Analysis by the numbers (team by team review) – Axios Euro Cup 2014
Authored by: Brett Northey on Wednesday, October 08 2014 @ 11:44 pm ACDT

Congrats to Denmark, clearly still one of the strongest European nations.

But if you want to explain their success against some of the other European powerhouses we also have to be realistic and acknowledge other factors.

Their junior development is obviously crucial in that.

However it's also been pointed out that Ireland's selection policy was to NOT include anyone who played at IC14, and I suspect England would have treated it as a development opportunity too.

The top nations regard the International Cups and European Championships (full field) as the pinnacle, and the Euro Cup (9s) as a development opportunity for younger/newer players. Probably because Denmark did not attend IC14 I assume they sent the best squad they could to the Euro Cup.

So the Euro Cup is obviously a great tournament but in terms of assessing the strength of nations, you need to consider other factors as well.

---
Brett Northey - Co-founder and Chief Editor of WFN

Analysis by the numbers (team by team review) – Axios Euro Cup 2014
Authored by: Cam Homes on Tuesday, October 07 2014 @ 10:00 pm ACDT
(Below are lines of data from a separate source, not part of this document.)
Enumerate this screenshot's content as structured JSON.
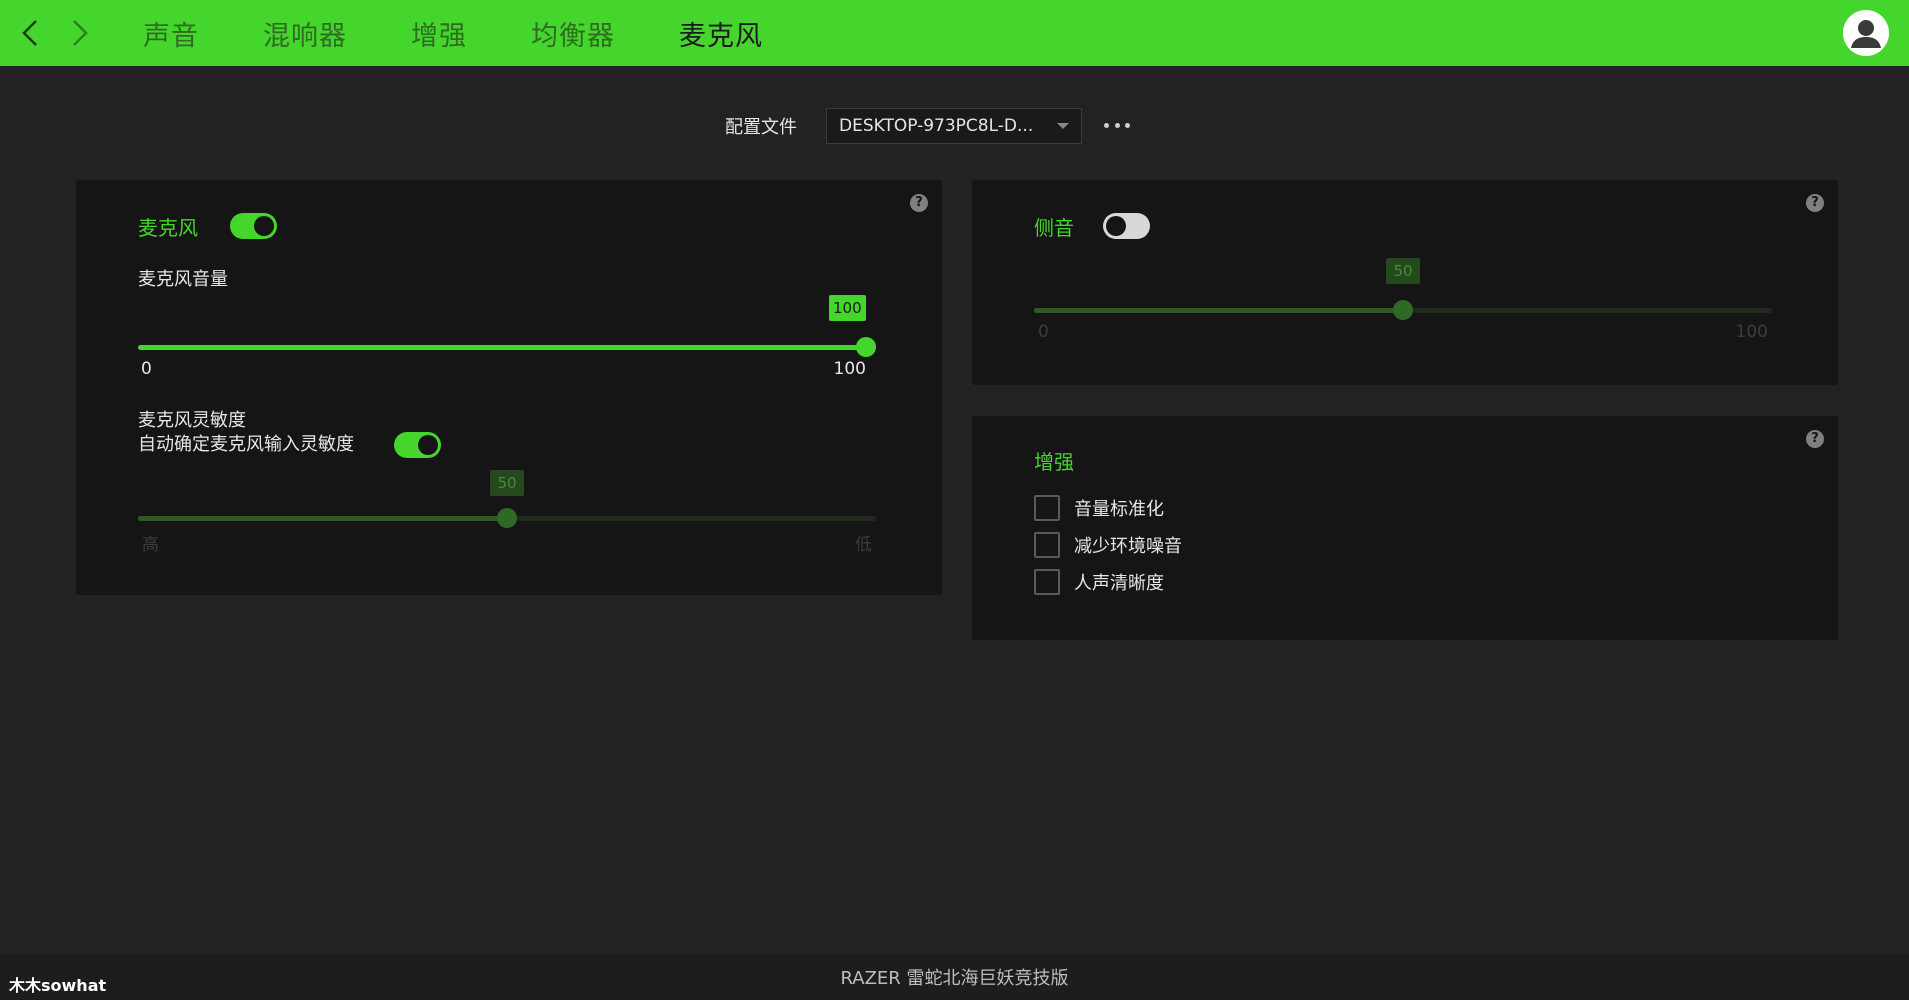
{
  "nav": {
    "back_icon": "chevron-left-icon",
    "forward_icon": "chevron-right-icon",
    "tabs": [
      {
        "label": "声音",
        "active": false
      },
      {
        "label": "混响器",
        "active": false
      },
      {
        "label": "增强",
        "active": false
      },
      {
        "label": "均衡器",
        "active": false
      },
      {
        "label": "麦克风",
        "active": true
      }
    ],
    "avatar_icon": "user-avatar-icon"
  },
  "profile": {
    "label": "配置文件",
    "selected": "DESKTOP-973PC8L-D...",
    "more_icon": "more-dots-icon"
  },
  "mic_panel": {
    "title": "麦克风",
    "toggle_on": true,
    "help": "?",
    "volume": {
      "label": "麦克风音量",
      "value": 100,
      "value_text": "100",
      "min_label": "0",
      "max_label": "100"
    },
    "sensitivity": {
      "label": "麦克风灵敏度",
      "auto_label": "自动确定麦克风输入灵敏度",
      "auto_on": true,
      "value": 50,
      "value_text": "50",
      "min_label": "高",
      "max_label": "低"
    }
  },
  "sidetone_panel": {
    "title": "侧音",
    "toggle_on": false,
    "help": "?",
    "value": 50,
    "value_text": "50",
    "min_label": "0",
    "max_label": "100"
  },
  "enhance_panel": {
    "title": "增强",
    "help": "?",
    "options": [
      {
        "label": "音量标准化",
        "checked": false
      },
      {
        "label": "减少环境噪音",
        "checked": false
      },
      {
        "label": "人声清晰度",
        "checked": false
      }
    ]
  },
  "footer": {
    "device": "RAZER 雷蛇北海巨妖竞技版",
    "watermark": "木木sowhat"
  },
  "colors": {
    "accent": "#44d62c",
    "background": "#222222",
    "panel": "#151515"
  }
}
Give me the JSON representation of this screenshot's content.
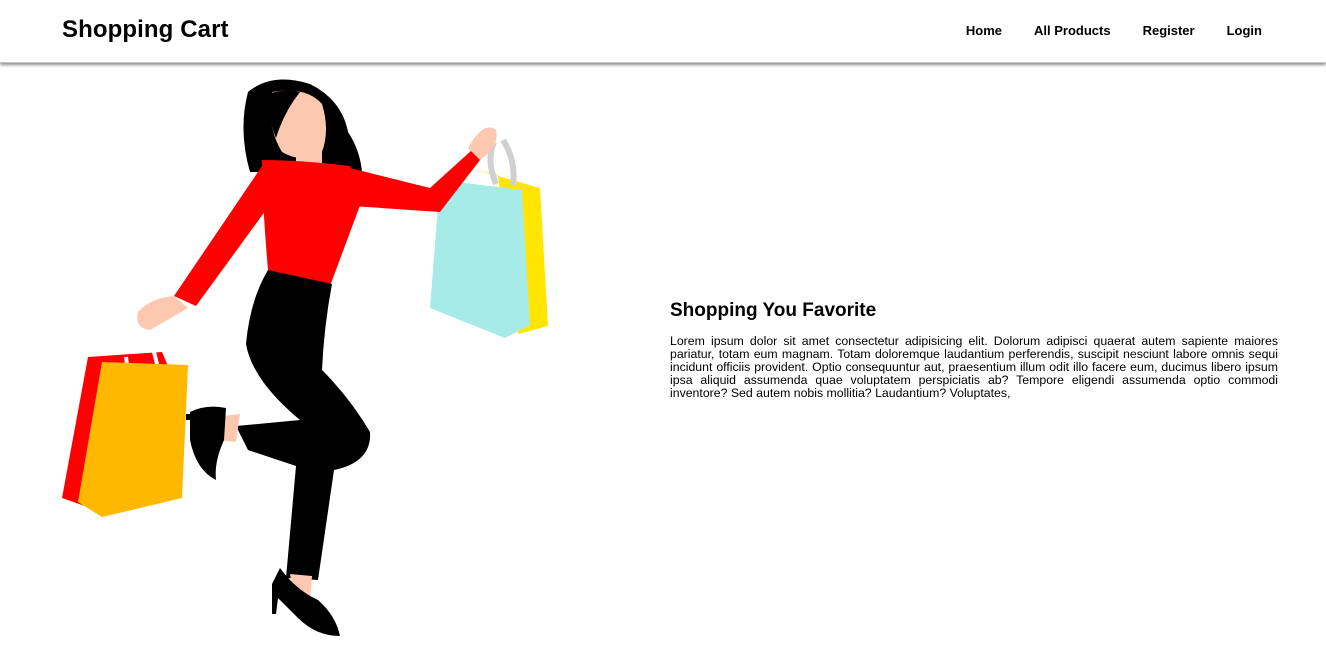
{
  "navbar": {
    "brand": "Shopping Cart",
    "links": [
      {
        "label": "Home"
      },
      {
        "label": "All Products"
      },
      {
        "label": "Register"
      },
      {
        "label": "Login"
      }
    ]
  },
  "hero": {
    "illustration": "woman-with-shopping-bags-illustration",
    "title": "Shopping You Favorite",
    "text": "Lorem ipsum dolor sit amet consectetur adipisicing elit. Dolorum adipisci quaerat autem sapiente maiores pariatur, totam eum magnam. Totam doloremque laudantium perferendis, suscipit nesciunt labore omnis sequi incidunt officiis provident. Optio consequuntur aut, praesentium illum odit illo facere eum, ducimus libero ipsum ipsa aliquid assumenda quae voluptatem perspiciatis ab? Tempore eligendi assumenda optio commodi inventore? Sed autem nobis mollitia? Laudantium? Voluptates,"
  },
  "colors": {
    "shirt": "#ff0000",
    "pants": "#000000",
    "skin": "#fcc9b0",
    "bag_yellow": "#ffe500",
    "bag_cyan": "#a6ebe7",
    "bag_orange": "#ffb800",
    "bag_red": "#ff0000"
  }
}
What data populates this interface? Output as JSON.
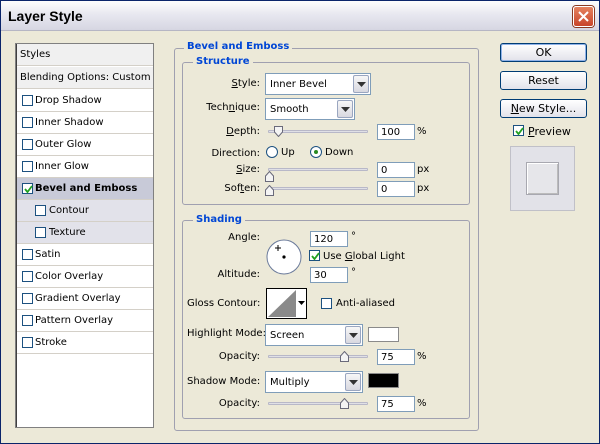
{
  "window": {
    "title": "Layer Style"
  },
  "style_list": {
    "header": "Styles",
    "blending": "Blending Options: Custom",
    "items": [
      {
        "label": "Drop Shadow",
        "checked": false
      },
      {
        "label": "Inner Shadow",
        "checked": false
      },
      {
        "label": "Outer Glow",
        "checked": false
      },
      {
        "label": "Inner Glow",
        "checked": false
      },
      {
        "label": "Bevel and Emboss",
        "checked": true,
        "selected": true
      },
      {
        "label": "Contour",
        "checked": false,
        "sub": true
      },
      {
        "label": "Texture",
        "checked": false,
        "sub": true
      },
      {
        "label": "Satin",
        "checked": false
      },
      {
        "label": "Color Overlay",
        "checked": false
      },
      {
        "label": "Gradient Overlay",
        "checked": false
      },
      {
        "label": "Pattern Overlay",
        "checked": false
      },
      {
        "label": "Stroke",
        "checked": false
      }
    ]
  },
  "bevel": {
    "title": "Bevel and Emboss",
    "structure": {
      "title": "Structure",
      "style_label_pre": "",
      "style_label_u": "S",
      "style_label_post": "tyle:",
      "style_value": "Inner Bevel",
      "technique_label_pre": "Tech",
      "technique_label_u": "n",
      "technique_label_post": "ique:",
      "technique_value": "Smooth",
      "depth_label_pre": "",
      "depth_label_u": "D",
      "depth_label_post": "epth:",
      "depth_value": "100",
      "depth_unit": "%",
      "direction_label": "Direction:",
      "dir_up": "Up",
      "dir_down": "Down",
      "size_label_pre": "",
      "size_label_u": "S",
      "size_label_post": "ize:",
      "size_value": "0",
      "size_unit": "px",
      "soften_label_pre": "Sof",
      "soften_label_u": "t",
      "soften_label_post": "en:",
      "soften_value": "0",
      "soften_unit": "px"
    },
    "shading": {
      "title": "Shading",
      "angle_label": "Angle:",
      "angle_value": "120",
      "angle_unit": "°",
      "global_light_pre": "Use ",
      "global_light_u": "G",
      "global_light_post": "lobal Light",
      "global_light_checked": true,
      "altitude_label": "Altitude:",
      "altitude_value": "30",
      "altitude_unit": "°",
      "gloss_label": "Gloss Contour:",
      "anti_aliased_label": "Anti-aliased",
      "anti_aliased_checked": false,
      "highlight_mode_label": "Highlight Mode:",
      "highlight_mode_value": "Screen",
      "highlight_color": "#ffffff",
      "highlight_opacity_label": "Opacity:",
      "highlight_opacity_value": "75",
      "highlight_opacity_unit": "%",
      "shadow_mode_label": "Shadow Mode:",
      "shadow_mode_value": "Multiply",
      "shadow_color": "#000000",
      "shadow_opacity_label": "Opacity:",
      "shadow_opacity_value": "75",
      "shadow_opacity_unit": "%"
    }
  },
  "buttons": {
    "ok": "OK",
    "reset": "Reset",
    "new_style_pre": "",
    "new_style_u": "N",
    "new_style_post": "ew Style...",
    "preview_pre": "",
    "preview_u": "P",
    "preview_post": "review",
    "preview_checked": true
  },
  "colors": {
    "accent": "#0046d5",
    "border": "#7f9db9"
  }
}
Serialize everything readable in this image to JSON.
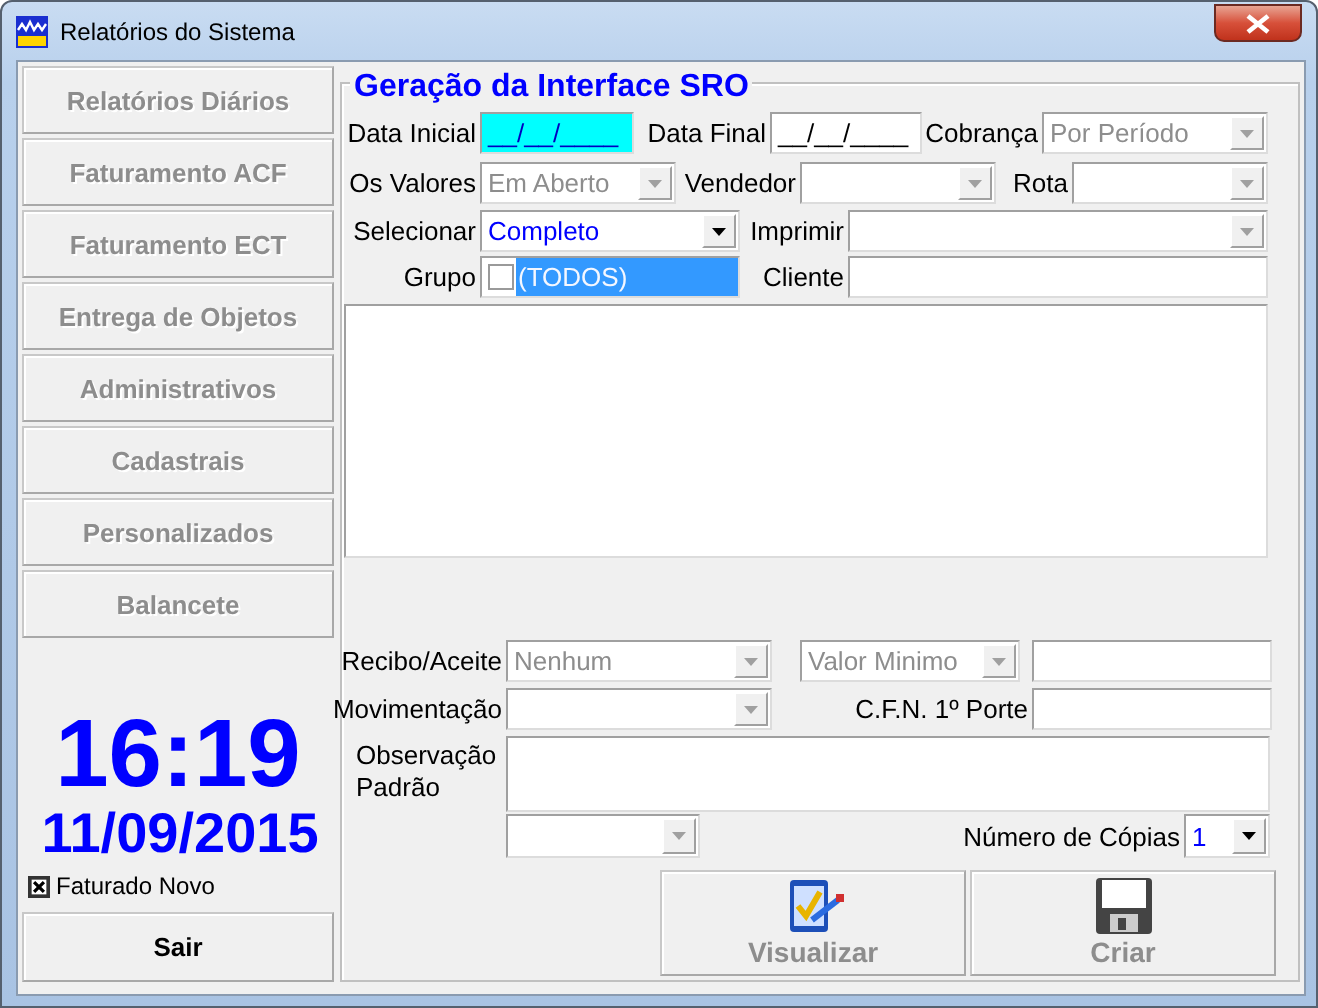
{
  "window": {
    "title": "Relatórios do Sistema"
  },
  "sidebar": {
    "items": [
      {
        "label": "Relatórios Diários",
        "disabled": true
      },
      {
        "label": "Faturamento ACF",
        "disabled": true
      },
      {
        "label": "Faturamento ECT",
        "disabled": true
      },
      {
        "label": "Entrega de Objetos",
        "disabled": true
      },
      {
        "label": "Administrativos",
        "disabled": true
      },
      {
        "label": "Cadastrais",
        "disabled": true
      },
      {
        "label": "Personalizados",
        "disabled": true
      },
      {
        "label": "Balancete",
        "disabled": true
      }
    ]
  },
  "clock": {
    "time": "16:19",
    "date": "11/09/2015"
  },
  "faturado_novo": {
    "label": "Faturado Novo",
    "checked": true
  },
  "exit_button": {
    "label": "Sair",
    "disabled": false
  },
  "form": {
    "title": "Geração da Interface SRO",
    "rows": [
      {
        "fields": [
          {
            "label": "Data Inicial",
            "kind": "date",
            "value": "__/__/____",
            "focused": true
          },
          {
            "label": "Data Final",
            "kind": "date",
            "value": "__/__/____",
            "focused": false
          },
          {
            "label": "Cobrança",
            "kind": "combo",
            "value": "Por Período",
            "disabled": true
          }
        ]
      },
      {
        "fields": [
          {
            "label": "Os Valores",
            "kind": "combo",
            "value": "Em Aberto",
            "disabled": true
          },
          {
            "label": "Vendedor",
            "kind": "combo",
            "disabled": true
          },
          {
            "label": "Rota",
            "kind": "combo",
            "disabled": true
          }
        ]
      },
      {
        "fields": [
          {
            "label": "Selecionar",
            "kind": "combo",
            "value": "Completo",
            "disabled": false
          },
          {
            "label": "Imprimir",
            "kind": "combo",
            "disabled": true
          }
        ]
      },
      {
        "fields": [
          {
            "label": "Grupo",
            "kind": "checklist",
            "value": "(TODOS)",
            "checked": false,
            "selected": true
          },
          {
            "label": "Cliente",
            "kind": "text"
          }
        ]
      },
      {
        "fields": [
          {
            "kind": "list"
          }
        ]
      },
      {
        "fields": [
          {
            "label": "Recibo/Aceite",
            "kind": "combo",
            "value": "Nenhum",
            "disabled": true
          },
          {
            "kind": "combo",
            "value": "Valor Minimo",
            "disabled": true
          },
          {
            "kind": "text"
          }
        ]
      },
      {
        "fields": [
          {
            "label": "Movimentação",
            "kind": "combo",
            "disabled": true
          },
          {
            "label": "C.F.N. 1º Porte",
            "kind": "text"
          }
        ]
      },
      {
        "fields": [
          {
            "label": "Observação Padrão",
            "kind": "memo"
          }
        ]
      },
      {
        "fields": [
          {
            "kind": "combo",
            "disabled": true
          },
          {
            "label": "Número de Cópias",
            "kind": "combo",
            "value": "1",
            "disabled": false
          }
        ]
      }
    ]
  },
  "buttons": [
    {
      "label": "Visualizar",
      "kind": "preview",
      "disabled": true
    },
    {
      "label": "Criar",
      "kind": "save",
      "disabled": true
    }
  ]
}
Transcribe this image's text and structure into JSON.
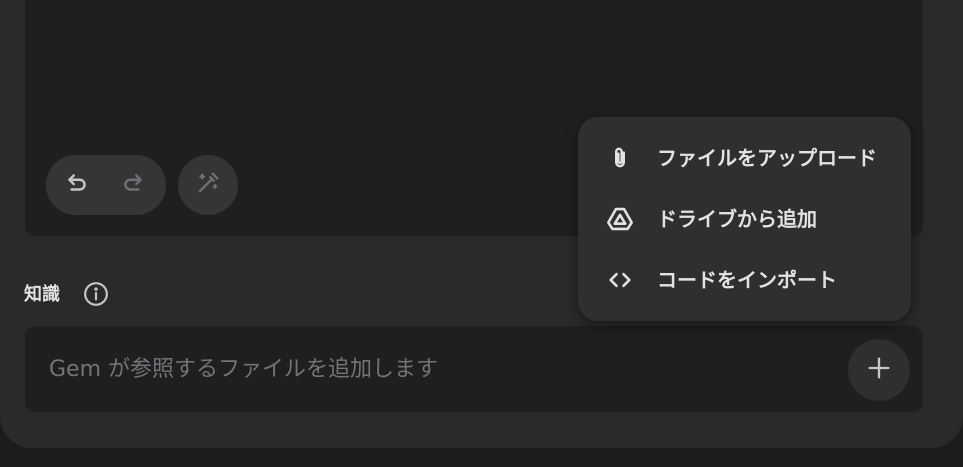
{
  "editor": {
    "undo_icon": "undo-icon",
    "redo_icon": "redo-icon",
    "magic_icon": "magic-pen-icon"
  },
  "knowledge": {
    "label": "知識",
    "info_icon": "info-icon",
    "placeholder": "Gem が参照するファイルを追加します",
    "add_icon": "plus-icon"
  },
  "add_menu": {
    "items": [
      {
        "label": "ファイルをアップロード",
        "icon": "paperclip-icon"
      },
      {
        "label": "ドライブから追加",
        "icon": "drive-icon"
      },
      {
        "label": "コードをインポート",
        "icon": "code-icon"
      }
    ]
  },
  "colors": {
    "background": "#1b1c1d",
    "panel": "#282a2c",
    "surface": "#1e1f20",
    "menu": "#2d2f31",
    "text": "#e3e3e3",
    "muted": "#727477"
  }
}
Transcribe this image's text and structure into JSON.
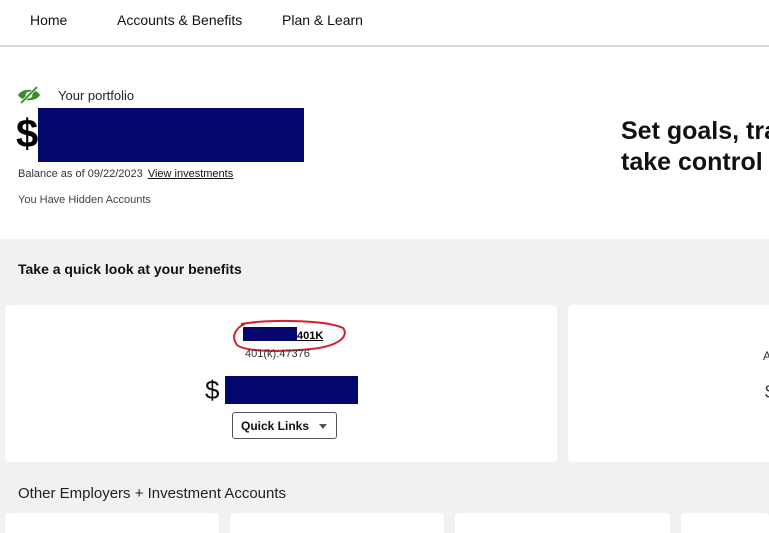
{
  "nav": {
    "items": [
      "Home",
      "Accounts & Benefits",
      "Plan & Learn"
    ]
  },
  "portfolio": {
    "icon": "eye-slash-icon",
    "label": "Your portfolio",
    "currency_symbol": "$",
    "balance_prefix": "Balance as of 09/22/2023",
    "view_link": "View investments",
    "hidden_note": "You Have Hidden Accounts"
  },
  "promo": {
    "line1": "Set goals, tra",
    "line2": "take control"
  },
  "benefits": {
    "title": "Take a quick look at your benefits",
    "card": {
      "account_name_suffix": "401K",
      "account_number": "401(k):47376",
      "currency_symbol": "$",
      "quick_links_label": "Quick Links"
    },
    "side_card": {
      "fragment1": "A",
      "fragment2": "$"
    }
  },
  "other": {
    "title": "Other Employers + Investment Accounts"
  },
  "colors": {
    "redaction": "#03066b",
    "annotation": "#d61f2c",
    "eye_icon": "#3a8a2a",
    "section_bg": "#f1f1f1"
  }
}
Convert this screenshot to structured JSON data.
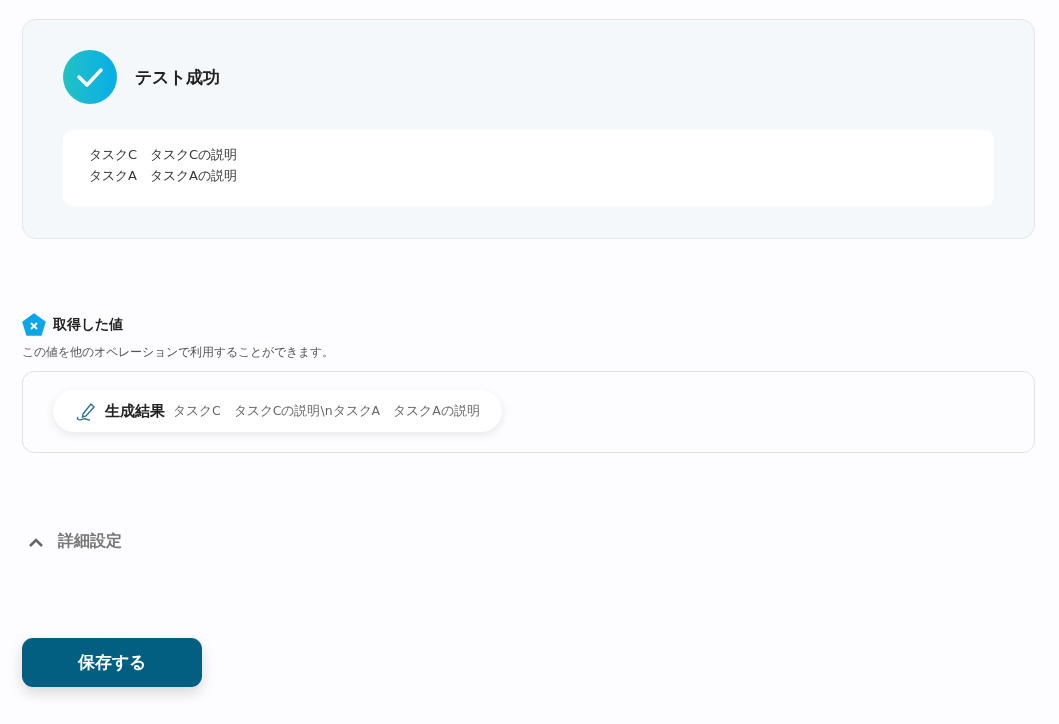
{
  "test_result": {
    "succeeded": true,
    "title": "テスト成功",
    "lines": [
      "タスクC　タスクCの説明",
      "タスクA　タスクAの説明"
    ]
  },
  "obtained_values": {
    "title": "取得した値",
    "description": "この値を他のオペレーションで利用することができます。",
    "items": [
      {
        "label": "生成結果",
        "value": "タスクC　タスクCの説明\\nタスクA　タスクAの説明"
      }
    ]
  },
  "advanced": {
    "label": "詳細設定",
    "expanded": true
  },
  "save_button": "保存する"
}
Has anyone got the scores for the Wales v England (5th-6th place) match, and the Sweden v Italy (7th-8th) play-off match please?

Also the Croatia v Catalonia group match scores weren't published before either, and the Croatia v Germany Semi final scores are also missing from any of the previous posts and comments or at least I can't find them.

Need these scores so that a European 9's ranking scheme can be collated if people are interested.

Thanks
Cam

Analysis by the numbers (team by team review) – Axios Euro Cup 2014
Authored by: Ian Hill on Wednesday, October 08 2014 @ 04:07 pm ACDT
All the scores I've found are here:-
http://www.thefootyrecord.net/index.p...aboption=3
Analysis by the numbers (team by team review) – Axios Euro Cup 2014
Authored by: Cam Homes on Wednesday, October 08 2014 @ 04:19 pm ACDT

DUH! Thanks Ian.

I would have eventually gone to the Record to find all the scores, but it is a bit debatable how long it would taken for me to think of that :-)

Her "in doors" tells me its pensioner's disease setting in.

Cam